Not a big thing, mind you. More of a scrawl than a painting, tucked in a corner of a road sign on southbound Reedy Creek Road in Cary. It's still there, as of this writing. It's been there for about three days now. I didn't take a picture - no point in holding up traffic.
You don't see those much, around here. We in the Triangle are blessed with a rather tolerant community. The three places I've lived for significant periods of time - Northern Virginia, Nashville, and Raleigh - are so welcoming in general that I can honestly say I've never actually experienced any real anti-Semitism. Quite a difference from my mom's family, who weren't allowed to join Pine Bluff (Ark.) Country Club because of their religion. In the past forty years or so, hatred towards Jews and non-whites has faded into social unacceptability...
But, as that road sign chicken-scratch reminded me, it still exists. It's out there in the rantings of people like Pittsburgh shooter Andrew Poplawski. It's out there among the crazy bastards in North Idaho and on Stormfront. And it's out there in some punk with a can of spray-paint on Reedy Creek.
On April 21, Jews commemorated Yom HaShoah, the day of remembrance of the crimes symbolized by that swastika. We swear to never forget... but let's face it, folks, we have forgotten, at least until some halfwit scribbles something on a road sign and we're forced to think about what that symbol really means.

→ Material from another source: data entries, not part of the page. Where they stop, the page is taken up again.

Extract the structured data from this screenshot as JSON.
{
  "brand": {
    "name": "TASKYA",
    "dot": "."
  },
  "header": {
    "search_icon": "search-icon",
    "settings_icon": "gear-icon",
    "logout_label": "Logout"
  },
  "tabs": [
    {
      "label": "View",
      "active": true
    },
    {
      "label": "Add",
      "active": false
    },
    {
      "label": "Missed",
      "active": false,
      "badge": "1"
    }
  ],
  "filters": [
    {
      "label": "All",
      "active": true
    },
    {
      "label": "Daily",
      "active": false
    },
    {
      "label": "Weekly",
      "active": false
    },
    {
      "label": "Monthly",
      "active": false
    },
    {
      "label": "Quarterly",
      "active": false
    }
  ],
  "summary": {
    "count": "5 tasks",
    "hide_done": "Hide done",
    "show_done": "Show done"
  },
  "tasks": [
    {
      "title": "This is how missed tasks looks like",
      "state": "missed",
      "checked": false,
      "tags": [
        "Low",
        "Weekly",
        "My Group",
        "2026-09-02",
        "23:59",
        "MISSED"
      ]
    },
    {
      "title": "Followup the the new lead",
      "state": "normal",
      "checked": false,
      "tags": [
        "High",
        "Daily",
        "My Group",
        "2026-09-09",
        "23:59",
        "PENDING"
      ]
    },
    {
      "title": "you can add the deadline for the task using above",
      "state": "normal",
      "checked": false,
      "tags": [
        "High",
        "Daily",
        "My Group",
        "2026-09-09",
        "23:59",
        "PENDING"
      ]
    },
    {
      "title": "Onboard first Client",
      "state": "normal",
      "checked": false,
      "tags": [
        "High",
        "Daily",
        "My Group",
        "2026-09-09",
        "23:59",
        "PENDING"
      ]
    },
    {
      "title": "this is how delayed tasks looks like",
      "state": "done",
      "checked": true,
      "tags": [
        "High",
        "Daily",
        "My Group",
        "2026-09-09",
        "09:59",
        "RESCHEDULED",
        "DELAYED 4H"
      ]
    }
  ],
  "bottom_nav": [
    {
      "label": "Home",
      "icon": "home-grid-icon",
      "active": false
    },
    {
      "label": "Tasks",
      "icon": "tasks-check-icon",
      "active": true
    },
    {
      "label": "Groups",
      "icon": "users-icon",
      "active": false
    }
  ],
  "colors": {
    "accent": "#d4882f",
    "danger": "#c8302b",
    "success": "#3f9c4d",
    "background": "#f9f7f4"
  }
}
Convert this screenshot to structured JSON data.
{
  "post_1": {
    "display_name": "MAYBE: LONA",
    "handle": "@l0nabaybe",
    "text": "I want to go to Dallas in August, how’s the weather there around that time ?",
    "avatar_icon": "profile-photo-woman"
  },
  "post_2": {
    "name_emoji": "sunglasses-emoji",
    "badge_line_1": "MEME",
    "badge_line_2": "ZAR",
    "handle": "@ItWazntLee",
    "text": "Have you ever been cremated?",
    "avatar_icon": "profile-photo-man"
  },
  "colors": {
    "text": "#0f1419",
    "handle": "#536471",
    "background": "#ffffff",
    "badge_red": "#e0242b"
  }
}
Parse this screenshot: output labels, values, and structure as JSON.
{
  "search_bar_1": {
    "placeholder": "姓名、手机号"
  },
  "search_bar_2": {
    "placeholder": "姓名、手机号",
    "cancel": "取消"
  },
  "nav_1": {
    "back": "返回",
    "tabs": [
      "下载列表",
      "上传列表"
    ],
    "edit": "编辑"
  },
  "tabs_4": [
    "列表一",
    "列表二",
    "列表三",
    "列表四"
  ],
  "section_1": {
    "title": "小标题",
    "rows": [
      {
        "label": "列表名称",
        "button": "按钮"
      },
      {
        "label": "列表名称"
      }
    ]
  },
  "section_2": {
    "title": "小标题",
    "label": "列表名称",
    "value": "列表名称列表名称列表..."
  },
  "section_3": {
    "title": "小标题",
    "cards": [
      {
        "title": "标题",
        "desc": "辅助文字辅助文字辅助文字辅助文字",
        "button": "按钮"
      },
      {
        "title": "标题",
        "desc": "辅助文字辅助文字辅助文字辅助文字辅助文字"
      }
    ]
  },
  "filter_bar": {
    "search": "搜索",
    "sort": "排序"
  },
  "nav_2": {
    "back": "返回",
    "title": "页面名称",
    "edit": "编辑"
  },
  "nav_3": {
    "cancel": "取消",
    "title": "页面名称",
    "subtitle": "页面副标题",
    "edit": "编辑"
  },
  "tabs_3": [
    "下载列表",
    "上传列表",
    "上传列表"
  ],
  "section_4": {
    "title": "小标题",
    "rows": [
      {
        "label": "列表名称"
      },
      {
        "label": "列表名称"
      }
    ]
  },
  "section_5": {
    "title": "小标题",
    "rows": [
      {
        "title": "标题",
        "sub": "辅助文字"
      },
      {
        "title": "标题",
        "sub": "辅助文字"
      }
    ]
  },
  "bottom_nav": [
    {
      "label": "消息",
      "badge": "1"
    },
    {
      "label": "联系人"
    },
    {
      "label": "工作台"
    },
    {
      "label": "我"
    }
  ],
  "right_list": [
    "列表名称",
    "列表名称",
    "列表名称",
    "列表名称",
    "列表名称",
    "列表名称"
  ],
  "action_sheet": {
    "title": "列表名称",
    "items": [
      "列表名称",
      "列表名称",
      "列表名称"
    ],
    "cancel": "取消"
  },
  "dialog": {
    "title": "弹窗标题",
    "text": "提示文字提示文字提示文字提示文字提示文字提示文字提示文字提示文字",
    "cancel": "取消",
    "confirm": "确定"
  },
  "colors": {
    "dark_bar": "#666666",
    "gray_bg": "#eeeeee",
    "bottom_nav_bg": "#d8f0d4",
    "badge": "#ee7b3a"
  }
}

Because we've seen the symbol, we've heard the word "Nazi," entirely too much over the past few years. You go to a protest and you see signs like this. Or this. We throw around slogans comparing Bush to Hitler or calling Obama a fascist, as if we could imagine either of those men slaughtering eleven million innocent people in cold blood simply because he didn't like who they were. The swastika and the word "Nazi" aren't symbols of the ultimate evil of hatred and murder and genocide anymore - they're rhetorical shorthands for policies with which we disagree. And that means we have forgotten.
But it's worse. Not only have we forgotten, it means there's no point in remembering anymore. If we're referencing Nazism and the Holocaust to talk about differences in domestic and foreign policy, how the hell could we invoke the memories of the victims of genocide where it really matters, in cases like Darfur, or the budding anti-gay massacres in Iraq?
Maybe it's just the intellectually lazy fringe who have lost all perspective on the Holocaust, and that most people understand what it means to invoke Hitler and the Nazis. But those fringe idiots make us so afraid to do it when it's warranted, so cynical when it comes to such references that when murderous hate and political power converge and genocide threatens, our first reaction when the Holocaust is referenced is dismissal and derision.
So why does it behoove all of us to condemn, in no uncertain terms, the wanton use of references to fascism and Nazism in our everyday political discourse? Because hate still exists. Because we need to preserve the memory of Hitler's victims for cases when that memory might be useful in stopping actual genocide. And because I don't know what that punk on Reedy Creek Road was thinking about when he scrawled that swastika, but I doubt it was the income tax.